What inspired The Beardsley Generation?
The exhibition will explore the impact that new photographic means of reproduction (process engraving) at the end of the 19th Century had on illustration. Older artists who had relied on the craft wood-engraver to work up their sketches for publication were swept aside and a new generation of artists, well versed in the requirements of process engraving, were much in demand. The new technology also resulted in an expansion in the production of illustrated books and periodicals.
After a period of dull realism, the new men looked for inspiration to the last time that there had been intensity and emotion in illustration. This led them to the work of the 1860s illustrators, especially Rossetti, Millais and Boyd Houghton. They also turned to the illustrated books printed in Venice and Florence around 1500; to the Japanese woodblock prints of artists such as Hiroshige; and to Symbolist painters such as Gustav Moreau.
Central to the exhibition will be the work of Aubrey Beardsley, Charles Ricketts, Laurence Housman and the Robinson brothers. Their work will be represented through original drawings, books and periodicals drawn from both public and private collections.

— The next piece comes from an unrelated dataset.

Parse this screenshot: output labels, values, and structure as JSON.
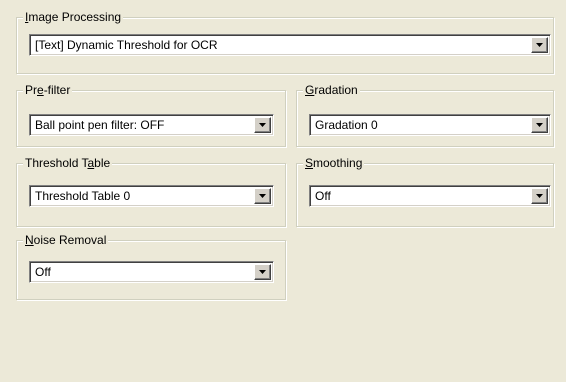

The following clip shows an interview with Geoffrey Beare introducing the exhibition: